Task>
Please reproduce the data in its entirety, word for word.

(Information shown Opens)

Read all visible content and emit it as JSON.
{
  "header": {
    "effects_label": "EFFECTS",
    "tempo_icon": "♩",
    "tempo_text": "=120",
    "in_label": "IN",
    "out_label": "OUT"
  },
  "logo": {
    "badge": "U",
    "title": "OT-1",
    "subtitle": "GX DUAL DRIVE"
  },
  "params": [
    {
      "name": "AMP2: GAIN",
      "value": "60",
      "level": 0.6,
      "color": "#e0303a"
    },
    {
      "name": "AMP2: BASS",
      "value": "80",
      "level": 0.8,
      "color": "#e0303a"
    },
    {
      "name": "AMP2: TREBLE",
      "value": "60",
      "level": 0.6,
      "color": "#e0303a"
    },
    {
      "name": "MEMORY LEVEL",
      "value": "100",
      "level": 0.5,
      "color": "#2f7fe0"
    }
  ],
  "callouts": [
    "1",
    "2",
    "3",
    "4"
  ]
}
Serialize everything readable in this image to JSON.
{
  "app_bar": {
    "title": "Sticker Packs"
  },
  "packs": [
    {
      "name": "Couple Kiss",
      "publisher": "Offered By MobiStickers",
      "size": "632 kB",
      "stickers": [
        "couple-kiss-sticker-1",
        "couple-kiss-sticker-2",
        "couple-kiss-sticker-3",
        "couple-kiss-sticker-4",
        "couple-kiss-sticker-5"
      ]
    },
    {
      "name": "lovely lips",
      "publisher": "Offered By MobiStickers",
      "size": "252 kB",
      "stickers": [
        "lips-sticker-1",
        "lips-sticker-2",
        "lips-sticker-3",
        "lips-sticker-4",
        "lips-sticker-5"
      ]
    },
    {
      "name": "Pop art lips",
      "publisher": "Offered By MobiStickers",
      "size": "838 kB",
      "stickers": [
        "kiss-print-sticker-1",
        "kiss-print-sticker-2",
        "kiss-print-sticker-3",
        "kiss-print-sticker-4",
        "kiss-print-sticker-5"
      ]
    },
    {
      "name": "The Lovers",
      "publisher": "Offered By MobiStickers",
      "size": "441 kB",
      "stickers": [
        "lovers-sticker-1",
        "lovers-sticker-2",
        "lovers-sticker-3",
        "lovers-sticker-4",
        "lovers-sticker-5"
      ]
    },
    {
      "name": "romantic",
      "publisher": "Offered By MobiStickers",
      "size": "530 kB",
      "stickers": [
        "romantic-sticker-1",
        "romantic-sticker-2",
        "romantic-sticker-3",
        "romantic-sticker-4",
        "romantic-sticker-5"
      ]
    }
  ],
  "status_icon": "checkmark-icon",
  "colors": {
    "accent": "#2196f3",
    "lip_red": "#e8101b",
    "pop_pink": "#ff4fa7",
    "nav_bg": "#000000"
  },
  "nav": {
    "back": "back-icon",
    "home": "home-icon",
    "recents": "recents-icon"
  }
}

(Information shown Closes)

Output below>
Read all visible content and emit it as JSON.
{
  "header": {
    "effects_label": "EFFECTS",
    "tempo_icon": "♩",
    "tempo_text": "=120",
    "in_label": "IN",
    "out_label": "OUT"
  },
  "logo": {
    "badge": "U",
    "title": "OT-1",
    "subtitle": "GX DUAL DRIVE"
  },
  "params": [
    {
      "name": "AMP2: GAIN",
      "value": "60",
      "level": 0.6,
      "color": "#e0303a"
    },
    {
      "name": "AMP2: BASS",
      "value": "80",
      "level": 0.8,
      "color": "#e0303a"
    },
    {
      "name": "AMP2: TREBLE",
      "value": "60",
      "level": 0.6,
      "color": "#e0303a"
    },
    {
      "name": "MEMORY LEVEL",
      "value": "100",
      "level": 0.5,
      "color": "#2f7fe0"
    }
  ],
  "callouts": [
    "1",
    "2",
    "3",
    "4"
  ]
}
Serialize everything readable in this image to JSON.
{
  "app_bar": {
    "title": "Sticker Packs"
  },
  "packs": [
    {
      "name": "Couple Kiss",
      "publisher": "Offered By MobiStickers",
      "size": "632 kB",
      "stickers": [
        "couple-kiss-sticker-1",
        "couple-kiss-sticker-2",
        "couple-kiss-sticker-3",
        "couple-kiss-sticker-4",
        "couple-kiss-sticker-5"
      ]
    },
    {
      "name": "lovely lips",
      "publisher": "Offered By MobiStickers",
      "size": "252 kB",
      "stickers": [
        "lips-sticker-1",
        "lips-sticker-2",
        "lips-sticker-3",
        "lips-sticker-4",
        "lips-sticker-5"
      ]
    },
    {
      "name": "Pop art lips",
      "publisher": "Offered By MobiStickers",
      "size": "838 kB",
      "stickers": [
        "kiss-print-sticker-1",
        "kiss-print-sticker-2",
        "kiss-print-sticker-3",
        "kiss-print-sticker-4",
        "kiss-print-sticker-5"
      ]
    },
    {
      "name": "The Lovers",
      "publisher": "Offered By MobiStickers",
      "size": "441 kB",
      "stickers": [
        "lovers-sticker-1",
        "lovers-sticker-2",
        "lovers-sticker-3",
        "lovers-sticker-4",
        "lovers-sticker-5"
      ]
    },
    {
      "name": "romantic",
      "publisher": "Offered By MobiStickers",
      "size": "530 kB",
      "stickers": [
        "romantic-sticker-1",
        "romantic-sticker-2",
        "romantic-sticker-3",
        "romantic-sticker-4",
        "romantic-sticker-5"
      ]
    }
  ],
  "status_icon": "checkmark-icon",
  "colors": {
    "accent": "#2196f3",
    "lip_red": "#e8101b",
    "pop_pink": "#ff4fa7",
    "nav_bg": "#000000"
  },
  "nav": {
    "back": "back-icon",
    "home": "home-icon",
    "recents": "recents-icon"
  }
}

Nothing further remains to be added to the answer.